Dataset rows for apps and sites
==========

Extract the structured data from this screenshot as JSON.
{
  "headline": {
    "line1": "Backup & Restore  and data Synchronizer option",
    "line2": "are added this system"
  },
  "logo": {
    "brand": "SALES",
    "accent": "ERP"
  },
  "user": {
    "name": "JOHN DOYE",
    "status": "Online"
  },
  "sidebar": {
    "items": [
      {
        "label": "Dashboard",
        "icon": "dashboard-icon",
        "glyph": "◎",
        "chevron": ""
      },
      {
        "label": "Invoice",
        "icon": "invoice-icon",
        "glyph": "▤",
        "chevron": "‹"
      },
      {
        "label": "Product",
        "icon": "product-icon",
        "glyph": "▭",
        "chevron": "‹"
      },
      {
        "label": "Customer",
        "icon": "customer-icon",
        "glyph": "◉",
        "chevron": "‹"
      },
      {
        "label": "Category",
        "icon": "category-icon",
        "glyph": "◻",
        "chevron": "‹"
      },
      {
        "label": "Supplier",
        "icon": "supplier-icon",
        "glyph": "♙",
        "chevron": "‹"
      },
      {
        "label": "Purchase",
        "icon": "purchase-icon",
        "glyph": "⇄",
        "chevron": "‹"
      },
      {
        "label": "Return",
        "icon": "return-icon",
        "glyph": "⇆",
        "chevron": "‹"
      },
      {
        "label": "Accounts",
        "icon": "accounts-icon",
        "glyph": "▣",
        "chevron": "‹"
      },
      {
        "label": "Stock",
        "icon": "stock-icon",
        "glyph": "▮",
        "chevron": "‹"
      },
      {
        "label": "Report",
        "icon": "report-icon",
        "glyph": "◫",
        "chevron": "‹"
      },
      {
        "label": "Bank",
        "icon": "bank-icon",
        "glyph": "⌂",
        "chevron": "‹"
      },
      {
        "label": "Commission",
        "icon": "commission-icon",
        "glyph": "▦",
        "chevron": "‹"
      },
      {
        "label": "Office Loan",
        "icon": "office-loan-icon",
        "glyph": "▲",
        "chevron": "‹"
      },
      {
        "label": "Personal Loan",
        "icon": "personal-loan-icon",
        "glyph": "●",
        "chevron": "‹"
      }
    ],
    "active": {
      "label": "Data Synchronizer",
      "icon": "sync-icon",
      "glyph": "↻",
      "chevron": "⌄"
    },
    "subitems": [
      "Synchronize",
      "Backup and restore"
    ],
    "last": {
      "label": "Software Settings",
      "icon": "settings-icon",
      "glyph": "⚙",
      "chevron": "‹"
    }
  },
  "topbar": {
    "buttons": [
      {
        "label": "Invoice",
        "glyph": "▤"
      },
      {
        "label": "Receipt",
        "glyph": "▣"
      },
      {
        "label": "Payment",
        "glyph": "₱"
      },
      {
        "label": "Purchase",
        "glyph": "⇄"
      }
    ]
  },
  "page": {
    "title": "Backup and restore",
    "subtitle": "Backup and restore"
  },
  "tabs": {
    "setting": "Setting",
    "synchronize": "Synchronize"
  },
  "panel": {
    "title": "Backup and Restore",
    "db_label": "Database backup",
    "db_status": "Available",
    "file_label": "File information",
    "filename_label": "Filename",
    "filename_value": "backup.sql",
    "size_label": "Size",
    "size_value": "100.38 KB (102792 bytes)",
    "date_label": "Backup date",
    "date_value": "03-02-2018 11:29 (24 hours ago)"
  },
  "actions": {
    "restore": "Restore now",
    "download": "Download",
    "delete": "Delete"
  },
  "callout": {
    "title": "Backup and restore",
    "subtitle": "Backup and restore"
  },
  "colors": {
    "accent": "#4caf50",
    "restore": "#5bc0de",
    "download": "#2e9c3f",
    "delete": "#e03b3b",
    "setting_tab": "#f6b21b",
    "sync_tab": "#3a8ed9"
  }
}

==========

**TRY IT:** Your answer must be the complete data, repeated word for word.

**FINISHED TASK:**
Extract the structured data from this screenshot as JSON.
{
  "headline": {
    "line1": "Backup & Restore  and data Synchronizer option",
    "line2": "are added this system"
  },
  "logo": {
    "brand": "SALES",
    "accent": "ERP"
  },
  "user": {
    "name": "JOHN DOYE",
    "status": "Online"
  },
  "sidebar": {
    "items": [
      {
        "label": "Dashboard",
        "icon": "dashboard-icon",
        "glyph": "◎",
        "chevron": ""
      },
      {
        "label": "Invoice",
        "icon": "invoice-icon",
        "glyph": "▤",
        "chevron": "‹"
      },
      {
        "label": "Product",
        "icon": "product-icon",
        "glyph": "▭",
        "chevron": "‹"
      },
      {
        "label": "Customer",
        "icon": "customer-icon",
        "glyph": "◉",
        "chevron": "‹"
      },
      {
        "label": "Category",
        "icon": "category-icon",
        "glyph": "◻",
        "chevron": "‹"
      },
      {
        "label": "Supplier",
        "icon": "supplier-icon",
        "glyph": "♙",
        "chevron": "‹"
      },
      {
        "label": "Purchase",
        "icon": "purchase-icon",
        "glyph": "⇄",
        "chevron": "‹"
      },
      {
        "label": "Return",
        "icon": "return-icon",
        "glyph": "⇆",
        "chevron": "‹"
      },
      {
        "label": "Accounts",
        "icon": "accounts-icon",
        "glyph": "▣",
        "chevron": "‹"
      },
      {
        "label": "Stock",
        "icon": "stock-icon",
        "glyph": "▮",
        "chevron": "‹"
      },
      {
        "label": "Report",
        "icon": "report-icon",
        "glyph": "◫",
        "chevron": "‹"
      },
      {
        "label": "Bank",
        "icon": "bank-icon",
        "glyph": "⌂",
        "chevron": "‹"
      },
      {
        "label": "Commission",
        "icon": "commission-icon",
        "glyph": "▦",
        "chevron": "‹"
      },
      {
        "label": "Office Loan",
        "icon": "office-loan-icon",
        "glyph": "▲",
        "chevron": "‹"
      },
      {
        "label": "Personal Loan",
        "icon": "personal-loan-icon",
        "glyph": "●",
        "chevron": "‹"
      }
    ],
    "active": {
      "label": "Data Synchronizer",
      "icon": "sync-icon",
      "glyph": "↻",
      "chevron": "⌄"
    },
    "subitems": [
      "Synchronize",
      "Backup and restore"
    ],
    "last": {
      "label": "Software Settings",
      "icon": "settings-icon",
      "glyph": "⚙",
      "chevron": "‹"
    }
  },
  "topbar": {
    "buttons": [
      {
        "label": "Invoice",
        "glyph": "▤"
      },
      {
        "label": "Receipt",
        "glyph": "▣"
      },
      {
        "label": "Payment",
        "glyph": "₱"
      },
      {
        "label": "Purchase",
        "glyph": "⇄"
      }
    ]
  },
  "page": {
    "title": "Backup and restore",
    "subtitle": "Backup and restore"
  },
  "tabs": {
    "setting": "Setting",
    "synchronize": "Synchronize"
  },
  "panel": {
    "title": "Backup and Restore",
    "db_label": "Database backup",
    "db_status": "Available",
    "file_label": "File information",
    "filename_label": "Filename",
    "filename_value": "backup.sql",
    "size_label": "Size",
    "size_value": "100.38 KB (102792 bytes)",
    "date_label": "Backup date",
    "date_value": "03-02-2018 11:29 (24 hours ago)"
  },
  "actions": {
    "restore": "Restore now",
    "download": "Download",
    "delete": "Delete"
  },
  "callout": {
    "title": "Backup and restore",
    "subtitle": "Backup and restore"
  },
  "colors": {
    "accent": "#4caf50",
    "restore": "#5bc0de",
    "download": "#2e9c3f",
    "delete": "#e03b3b",
    "setting_tab": "#f6b21b",
    "sync_tab": "#3a8ed9"
  }
}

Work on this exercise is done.